This information is supplemented by the findings from precise analysis of the events leading to the accident and the actual industrial environment. Factors such as plant organization, work equipment, the state of the art and the level of training are considered in this context. The information gained in this way forms the basis for the generation of test principles, rules for companies, and participation in standards committee work.

Standardization is an expensive business. Does the investment pay off?

Active involvement of experts from the German Social Accident Insurance Institutions on standards committees is and will continue to be extremely important, at European and international level as well as nationally. Manpower is of course required for this purpose. In return however, we are actively involved in producing good rules, standards, and recognized test principles.

Proposals by our experts are often adopted in standards precisely because of the balanced way in which they are produced: on the one hand, the best possible safety concept and one which is practicable; on the other, both technically and financially achievable.

On occasions, the position adopted by the OSH experts in a standards committee is not shared by any of the other committee members. In such cases, it is advantageous to involve KAN, which with its wide network in Germany and Europe and the involvement of all stakeholders in OSH is able to bring substantially more political weight to bear.

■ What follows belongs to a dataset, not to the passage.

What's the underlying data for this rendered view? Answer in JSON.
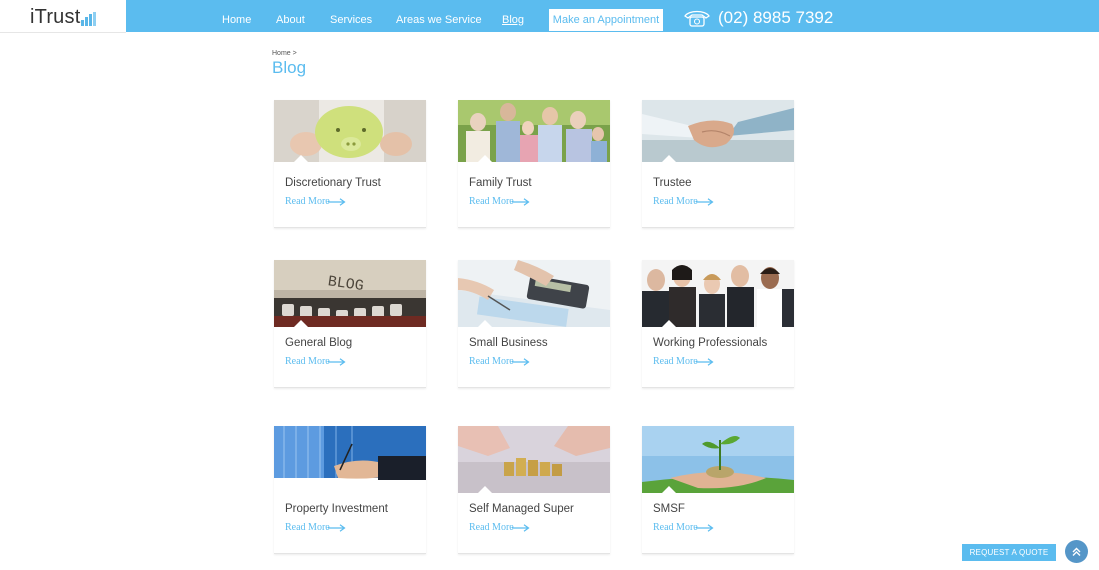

Do initiatives also exist at European level for improving the transfer of knowledge within standardization?

Yes: one example is the ErgoMach project. Users realize very quickly when a machine has not been designed with consideration for ergonomics. Such information is rarely passed back to the manufacturers, however, much less to the market surveillance authorities or standards committees. The ErgoMach communication platform has the purpose of bringing users, machine designers, ergonomics experts, market surveillance authorities, OSH experts, employers, company physicians and members of European and international standards committees to the same table.